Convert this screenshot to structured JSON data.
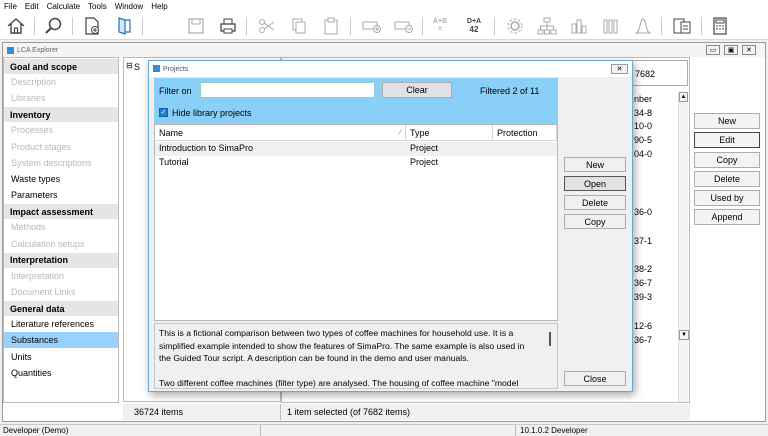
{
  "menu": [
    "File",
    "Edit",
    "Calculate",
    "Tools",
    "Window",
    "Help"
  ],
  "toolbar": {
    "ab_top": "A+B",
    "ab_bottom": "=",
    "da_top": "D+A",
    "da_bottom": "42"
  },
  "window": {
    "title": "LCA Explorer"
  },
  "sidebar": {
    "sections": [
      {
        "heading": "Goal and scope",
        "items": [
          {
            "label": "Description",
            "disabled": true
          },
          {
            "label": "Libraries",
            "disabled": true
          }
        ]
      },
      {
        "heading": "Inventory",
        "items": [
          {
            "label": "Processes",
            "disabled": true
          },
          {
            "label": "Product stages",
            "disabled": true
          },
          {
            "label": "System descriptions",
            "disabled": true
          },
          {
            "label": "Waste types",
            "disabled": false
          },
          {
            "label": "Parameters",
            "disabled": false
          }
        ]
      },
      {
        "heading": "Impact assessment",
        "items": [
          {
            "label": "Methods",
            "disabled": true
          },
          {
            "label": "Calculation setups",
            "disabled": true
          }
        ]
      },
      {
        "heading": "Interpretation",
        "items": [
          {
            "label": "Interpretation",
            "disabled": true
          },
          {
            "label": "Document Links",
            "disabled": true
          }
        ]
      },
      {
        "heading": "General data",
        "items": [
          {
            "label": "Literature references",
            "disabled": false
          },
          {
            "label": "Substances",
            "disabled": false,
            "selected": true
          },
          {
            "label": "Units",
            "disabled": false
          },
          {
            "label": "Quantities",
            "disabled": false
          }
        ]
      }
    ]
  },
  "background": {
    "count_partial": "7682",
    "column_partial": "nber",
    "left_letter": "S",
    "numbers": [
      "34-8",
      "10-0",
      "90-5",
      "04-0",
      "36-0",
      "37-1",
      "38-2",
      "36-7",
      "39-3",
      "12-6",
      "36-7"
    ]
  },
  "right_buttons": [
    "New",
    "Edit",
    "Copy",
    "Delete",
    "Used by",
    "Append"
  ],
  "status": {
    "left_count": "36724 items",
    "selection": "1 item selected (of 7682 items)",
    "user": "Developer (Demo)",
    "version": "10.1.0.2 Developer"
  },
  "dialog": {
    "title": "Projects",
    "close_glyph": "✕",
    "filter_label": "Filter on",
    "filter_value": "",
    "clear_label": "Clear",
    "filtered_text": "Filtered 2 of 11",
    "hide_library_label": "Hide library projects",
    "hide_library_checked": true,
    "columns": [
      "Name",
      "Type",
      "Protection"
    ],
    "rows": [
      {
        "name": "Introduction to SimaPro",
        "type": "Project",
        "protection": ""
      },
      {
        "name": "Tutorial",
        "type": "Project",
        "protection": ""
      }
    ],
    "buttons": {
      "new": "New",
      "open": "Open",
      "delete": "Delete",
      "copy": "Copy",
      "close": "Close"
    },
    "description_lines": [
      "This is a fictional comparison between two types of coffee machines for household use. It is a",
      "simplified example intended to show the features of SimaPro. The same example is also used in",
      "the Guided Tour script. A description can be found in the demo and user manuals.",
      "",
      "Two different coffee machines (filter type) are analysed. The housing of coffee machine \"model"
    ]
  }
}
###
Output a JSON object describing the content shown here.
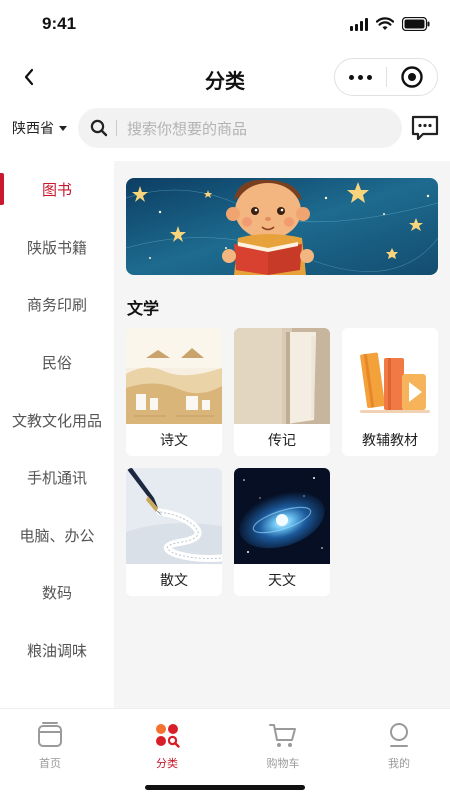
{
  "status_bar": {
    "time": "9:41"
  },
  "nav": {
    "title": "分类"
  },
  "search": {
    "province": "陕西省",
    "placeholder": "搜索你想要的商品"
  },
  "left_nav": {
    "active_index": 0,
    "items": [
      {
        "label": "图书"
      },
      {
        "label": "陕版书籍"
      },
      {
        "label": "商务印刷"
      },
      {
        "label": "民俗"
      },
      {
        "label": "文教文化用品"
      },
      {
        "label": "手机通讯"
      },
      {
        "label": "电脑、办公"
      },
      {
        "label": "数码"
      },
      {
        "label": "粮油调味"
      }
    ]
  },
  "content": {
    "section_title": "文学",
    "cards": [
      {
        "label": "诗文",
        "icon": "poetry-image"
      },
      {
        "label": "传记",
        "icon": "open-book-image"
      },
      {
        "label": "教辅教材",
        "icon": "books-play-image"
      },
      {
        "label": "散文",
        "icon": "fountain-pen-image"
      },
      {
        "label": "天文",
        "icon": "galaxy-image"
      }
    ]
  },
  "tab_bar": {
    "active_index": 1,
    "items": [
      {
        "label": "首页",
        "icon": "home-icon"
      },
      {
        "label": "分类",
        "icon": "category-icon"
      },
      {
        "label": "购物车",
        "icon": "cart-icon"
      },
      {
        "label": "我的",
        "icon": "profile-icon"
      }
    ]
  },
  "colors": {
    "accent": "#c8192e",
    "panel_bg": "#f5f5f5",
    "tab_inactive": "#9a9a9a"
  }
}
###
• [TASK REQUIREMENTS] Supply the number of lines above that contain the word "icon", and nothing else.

• [ANSWER SPACE] 9